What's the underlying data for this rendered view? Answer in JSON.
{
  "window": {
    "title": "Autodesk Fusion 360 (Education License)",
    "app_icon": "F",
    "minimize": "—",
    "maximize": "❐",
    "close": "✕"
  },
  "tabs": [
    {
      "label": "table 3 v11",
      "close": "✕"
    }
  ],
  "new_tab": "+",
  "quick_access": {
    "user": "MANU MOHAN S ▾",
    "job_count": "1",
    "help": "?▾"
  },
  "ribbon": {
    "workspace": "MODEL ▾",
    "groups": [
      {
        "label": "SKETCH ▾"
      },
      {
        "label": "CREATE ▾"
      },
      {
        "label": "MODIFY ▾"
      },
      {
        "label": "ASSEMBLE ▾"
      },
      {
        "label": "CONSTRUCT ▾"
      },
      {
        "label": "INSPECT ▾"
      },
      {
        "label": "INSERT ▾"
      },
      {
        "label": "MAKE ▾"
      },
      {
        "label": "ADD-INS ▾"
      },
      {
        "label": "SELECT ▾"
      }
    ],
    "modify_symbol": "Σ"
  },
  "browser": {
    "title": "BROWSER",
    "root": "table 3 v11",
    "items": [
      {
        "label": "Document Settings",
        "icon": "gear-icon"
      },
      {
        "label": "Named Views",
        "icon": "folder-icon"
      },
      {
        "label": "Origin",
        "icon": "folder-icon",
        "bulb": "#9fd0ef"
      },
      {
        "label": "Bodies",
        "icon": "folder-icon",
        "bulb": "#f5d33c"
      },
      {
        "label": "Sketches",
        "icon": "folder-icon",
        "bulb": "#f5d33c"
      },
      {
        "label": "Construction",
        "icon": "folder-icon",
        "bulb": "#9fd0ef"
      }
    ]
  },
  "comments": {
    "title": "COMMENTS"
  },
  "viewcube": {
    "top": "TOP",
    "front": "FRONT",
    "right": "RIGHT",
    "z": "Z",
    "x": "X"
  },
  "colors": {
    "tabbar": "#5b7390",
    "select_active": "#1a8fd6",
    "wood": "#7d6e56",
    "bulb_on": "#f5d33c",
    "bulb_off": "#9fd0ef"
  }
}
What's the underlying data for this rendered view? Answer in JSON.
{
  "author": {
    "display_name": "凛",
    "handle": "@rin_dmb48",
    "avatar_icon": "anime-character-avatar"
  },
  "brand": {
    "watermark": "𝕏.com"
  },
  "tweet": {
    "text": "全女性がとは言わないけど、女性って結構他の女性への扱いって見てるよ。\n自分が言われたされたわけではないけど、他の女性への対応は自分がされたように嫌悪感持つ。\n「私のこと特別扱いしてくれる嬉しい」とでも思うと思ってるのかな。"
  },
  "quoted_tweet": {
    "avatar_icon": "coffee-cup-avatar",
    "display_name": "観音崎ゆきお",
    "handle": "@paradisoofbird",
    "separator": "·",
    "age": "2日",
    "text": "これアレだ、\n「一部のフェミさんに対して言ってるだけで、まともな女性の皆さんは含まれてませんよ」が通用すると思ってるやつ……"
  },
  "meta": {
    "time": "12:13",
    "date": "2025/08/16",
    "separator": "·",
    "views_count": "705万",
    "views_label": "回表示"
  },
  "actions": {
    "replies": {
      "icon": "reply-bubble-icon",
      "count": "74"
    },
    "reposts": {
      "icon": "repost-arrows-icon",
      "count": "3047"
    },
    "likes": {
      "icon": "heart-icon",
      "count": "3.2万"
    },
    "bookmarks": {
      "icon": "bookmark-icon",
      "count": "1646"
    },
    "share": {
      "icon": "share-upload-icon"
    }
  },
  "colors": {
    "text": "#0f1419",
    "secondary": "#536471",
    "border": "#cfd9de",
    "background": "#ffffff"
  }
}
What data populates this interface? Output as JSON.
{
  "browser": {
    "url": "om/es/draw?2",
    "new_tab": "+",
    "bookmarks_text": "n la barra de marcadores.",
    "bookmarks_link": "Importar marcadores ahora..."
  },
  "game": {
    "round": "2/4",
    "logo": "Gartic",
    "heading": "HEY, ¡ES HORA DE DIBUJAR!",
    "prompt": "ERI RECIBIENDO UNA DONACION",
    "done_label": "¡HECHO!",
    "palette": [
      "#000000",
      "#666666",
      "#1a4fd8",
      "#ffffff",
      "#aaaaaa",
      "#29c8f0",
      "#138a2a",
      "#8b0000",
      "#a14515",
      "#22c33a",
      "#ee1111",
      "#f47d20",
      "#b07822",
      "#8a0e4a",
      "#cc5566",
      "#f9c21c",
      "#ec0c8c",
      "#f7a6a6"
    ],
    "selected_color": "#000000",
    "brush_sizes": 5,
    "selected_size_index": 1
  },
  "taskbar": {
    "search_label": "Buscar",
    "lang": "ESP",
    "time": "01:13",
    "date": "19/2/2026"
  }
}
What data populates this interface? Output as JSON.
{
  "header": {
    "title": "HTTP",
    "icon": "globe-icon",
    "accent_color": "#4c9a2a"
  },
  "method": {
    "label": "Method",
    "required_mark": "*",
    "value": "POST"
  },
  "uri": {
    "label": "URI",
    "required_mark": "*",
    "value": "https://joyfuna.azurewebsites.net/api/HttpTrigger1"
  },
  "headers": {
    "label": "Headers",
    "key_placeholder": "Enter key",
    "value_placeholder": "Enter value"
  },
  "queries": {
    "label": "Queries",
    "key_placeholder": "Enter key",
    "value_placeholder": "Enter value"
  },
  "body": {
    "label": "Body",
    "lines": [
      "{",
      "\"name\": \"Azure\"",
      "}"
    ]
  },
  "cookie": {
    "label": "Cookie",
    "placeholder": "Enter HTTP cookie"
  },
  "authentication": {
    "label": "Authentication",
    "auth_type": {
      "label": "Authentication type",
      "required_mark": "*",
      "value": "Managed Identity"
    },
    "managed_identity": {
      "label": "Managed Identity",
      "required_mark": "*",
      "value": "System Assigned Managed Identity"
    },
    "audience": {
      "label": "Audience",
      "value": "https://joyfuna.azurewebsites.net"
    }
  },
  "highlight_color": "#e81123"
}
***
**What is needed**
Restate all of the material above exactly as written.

**Solution to this problem**
What's the underlying data for this rendered view? Answer in JSON.
{
  "window": {
    "title": "Autodesk Fusion 360 (Education License)",
    "app_icon": "F",
    "minimize": "—",
    "maximize": "❐",
    "close": "✕"
  },
  "tabs": [
    {
      "label": "table 3 v11",
      "close": "✕"
    }
  ],
  "new_tab": "+",
  "quick_access": {
    "user": "MANU MOHAN S ▾",
    "job_count": "1",
    "help": "?▾"
  },
  "ribbon": {
    "workspace": "MODEL ▾",
    "groups": [
      {
        "label": "SKETCH ▾"
      },
      {
        "label": "CREATE ▾"
      },
      {
        "label": "MODIFY ▾"
      },
      {
        "label": "ASSEMBLE ▾"
      },
      {
        "label": "CONSTRUCT ▾"
      },
      {
        "label": "INSPECT ▾"
      },
      {
        "label": "INSERT ▾"
      },
      {
        "label": "MAKE ▾"
      },
      {
        "label": "ADD-INS ▾"
      },
      {
        "label": "SELECT ▾"
      }
    ],
    "modify_symbol": "Σ"
  },
  "browser": {
    "title": "BROWSER",
    "root": "table 3 v11",
    "items": [
      {
        "label": "Document Settings",
        "icon": "gear-icon"
      },
      {
        "label": "Named Views",
        "icon": "folder-icon"
      },
      {
        "label": "Origin",
        "icon": "folder-icon",
        "bulb": "#9fd0ef"
      },
      {
        "label": "Bodies",
        "icon": "folder-icon",
        "bulb": "#f5d33c"
      },
      {
        "label": "Sketches",
        "icon": "folder-icon",
        "bulb": "#f5d33c"
      },
      {
        "label": "Construction",
        "icon": "folder-icon",
        "bulb": "#9fd0ef"
      }
    ]
  },
  "comments": {
    "title": "COMMENTS"
  },
  "viewcube": {
    "top": "TOP",
    "front": "FRONT",
    "right": "RIGHT",
    "z": "Z",
    "x": "X"
  },
  "colors": {
    "tabbar": "#5b7390",
    "select_active": "#1a8fd6",
    "wood": "#7d6e56",
    "bulb_on": "#f5d33c",
    "bulb_off": "#9fd0ef"
  }
}
What's the underlying data for this rendered view? Answer in JSON.
{
  "author": {
    "display_name": "凛",
    "handle": "@rin_dmb48",
    "avatar_icon": "anime-character-avatar"
  },
  "brand": {
    "watermark": "𝕏.com"
  },
  "tweet": {
    "text": "全女性がとは言わないけど、女性って結構他の女性への扱いって見てるよ。\n自分が言われたされたわけではないけど、他の女性への対応は自分がされたように嫌悪感持つ。\n「私のこと特別扱いしてくれる嬉しい」とでも思うと思ってるのかな。"
  },
  "quoted_tweet": {
    "avatar_icon": "coffee-cup-avatar",
    "display_name": "観音崎ゆきお",
    "handle": "@paradisoofbird",
    "separator": "·",
    "age": "2日",
    "text": "これアレだ、\n「一部のフェミさんに対して言ってるだけで、まともな女性の皆さんは含まれてませんよ」が通用すると思ってるやつ……"
  },
  "meta": {
    "time": "12:13",
    "date": "2025/08/16",
    "separator": "·",
    "views_count": "705万",
    "views_label": "回表示"
  },
  "actions": {
    "replies": {
      "icon": "reply-bubble-icon",
      "count": "74"
    },
    "reposts": {
      "icon": "repost-arrows-icon",
      "count": "3047"
    },
    "likes": {
      "icon": "heart-icon",
      "count": "3.2万"
    },
    "bookmarks": {
      "icon": "bookmark-icon",
      "count": "1646"
    },
    "share": {
      "icon": "share-upload-icon"
    }
  },
  "colors": {
    "text": "#0f1419",
    "secondary": "#536471",
    "border": "#cfd9de",
    "background": "#ffffff"
  }
}
What data populates this interface? Output as JSON.
{
  "browser": {
    "url": "om/es/draw?2",
    "new_tab": "+",
    "bookmarks_text": "n la barra de marcadores.",
    "bookmarks_link": "Importar marcadores ahora..."
  },
  "game": {
    "round": "2/4",
    "logo": "Gartic",
    "heading": "HEY, ¡ES HORA DE DIBUJAR!",
    "prompt": "ERI RECIBIENDO UNA DONACION",
    "done_label": "¡HECHO!",
    "palette": [
      "#000000",
      "#666666",
      "#1a4fd8",
      "#ffffff",
      "#aaaaaa",
      "#29c8f0",
      "#138a2a",
      "#8b0000",
      "#a14515",
      "#22c33a",
      "#ee1111",
      "#f47d20",
      "#b07822",
      "#8a0e4a",
      "#cc5566",
      "#f9c21c",
      "#ec0c8c",
      "#f7a6a6"
    ],
    "selected_color": "#000000",
    "brush_sizes": 5,
    "selected_size_index": 1
  },
  "taskbar": {
    "search_label": "Buscar",
    "lang": "ESP",
    "time": "01:13",
    "date": "19/2/2026"
  }
}
What data populates this interface? Output as JSON.
{
  "header": {
    "title": "HTTP",
    "icon": "globe-icon",
    "accent_color": "#4c9a2a"
  },
  "method": {
    "label": "Method",
    "required_mark": "*",
    "value": "POST"
  },
  "uri": {
    "label": "URI",
    "required_mark": "*",
    "value": "https://joyfuna.azurewebsites.net/api/HttpTrigger1"
  },
  "headers": {
    "label": "Headers",
    "key_placeholder": "Enter key",
    "value_placeholder": "Enter value"
  },
  "queries": {
    "label": "Queries",
    "key_placeholder": "Enter key",
    "value_placeholder": "Enter value"
  },
  "body": {
    "label": "Body",
    "lines": [
      "{",
      "\"name\": \"Azure\"",
      "}"
    ]
  },
  "cookie": {
    "label": "Cookie",
    "placeholder": "Enter HTTP cookie"
  },
  "authentication": {
    "label": "Authentication",
    "auth_type": {
      "label": "Authentication type",
      "required_mark": "*",
      "value": "Managed Identity"
    },
    "managed_identity": {
      "label": "Managed Identity",
      "required_mark": "*",
      "value": "System Assigned Managed Identity"
    },
    "audience": {
      "label": "Audience",
      "value": "https://joyfuna.azurewebsites.net"
    }
  },
  "highlight_color": "#e81123"
}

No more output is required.